*** Records shown

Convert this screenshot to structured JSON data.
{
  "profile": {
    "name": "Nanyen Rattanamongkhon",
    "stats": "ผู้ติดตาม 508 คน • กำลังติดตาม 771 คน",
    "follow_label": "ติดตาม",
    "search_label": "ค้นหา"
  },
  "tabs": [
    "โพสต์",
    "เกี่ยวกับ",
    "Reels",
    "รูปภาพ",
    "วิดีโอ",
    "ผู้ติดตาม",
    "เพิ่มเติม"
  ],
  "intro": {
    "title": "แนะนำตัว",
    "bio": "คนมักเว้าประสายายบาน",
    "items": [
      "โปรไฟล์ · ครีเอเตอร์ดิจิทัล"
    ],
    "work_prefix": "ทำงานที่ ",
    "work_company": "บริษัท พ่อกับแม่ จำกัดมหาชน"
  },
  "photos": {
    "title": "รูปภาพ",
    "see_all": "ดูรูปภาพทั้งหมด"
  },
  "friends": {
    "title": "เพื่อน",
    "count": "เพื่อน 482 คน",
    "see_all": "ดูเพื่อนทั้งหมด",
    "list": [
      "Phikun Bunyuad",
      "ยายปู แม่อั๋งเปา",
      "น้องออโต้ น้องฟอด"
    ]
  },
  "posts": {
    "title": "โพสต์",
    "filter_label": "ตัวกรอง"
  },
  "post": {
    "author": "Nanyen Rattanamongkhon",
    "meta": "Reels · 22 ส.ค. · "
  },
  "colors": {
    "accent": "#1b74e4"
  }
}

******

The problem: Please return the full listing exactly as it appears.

The completed task:
Convert this screenshot to structured JSON data.
{
  "profile": {
    "name": "Nanyen Rattanamongkhon",
    "stats": "ผู้ติดตาม 508 คน • กำลังติดตาม 771 คน",
    "follow_label": "ติดตาม",
    "search_label": "ค้นหา"
  },
  "tabs": [
    "โพสต์",
    "เกี่ยวกับ",
    "Reels",
    "รูปภาพ",
    "วิดีโอ",
    "ผู้ติดตาม",
    "เพิ่มเติม"
  ],
  "intro": {
    "title": "แนะนำตัว",
    "bio": "คนมักเว้าประสายายบาน",
    "items": [
      "โปรไฟล์ · ครีเอเตอร์ดิจิทัล"
    ],
    "work_prefix": "ทำงานที่ ",
    "work_company": "บริษัท พ่อกับแม่ จำกัดมหาชน"
  },
  "photos": {
    "title": "รูปภาพ",
    "see_all": "ดูรูปภาพทั้งหมด"
  },
  "friends": {
    "title": "เพื่อน",
    "count": "เพื่อน 482 คน",
    "see_all": "ดูเพื่อนทั้งหมด",
    "list": [
      "Phikun Bunyuad",
      "ยายปู แม่อั๋งเปา",
      "น้องออโต้ น้องฟอด"
    ]
  },
  "posts": {
    "title": "โพสต์",
    "filter_label": "ตัวกรอง"
  },
  "post": {
    "author": "Nanyen Rattanamongkhon",
    "meta": "Reels · 22 ส.ค. · "
  },
  "colors": {
    "accent": "#1b74e4"
  }
}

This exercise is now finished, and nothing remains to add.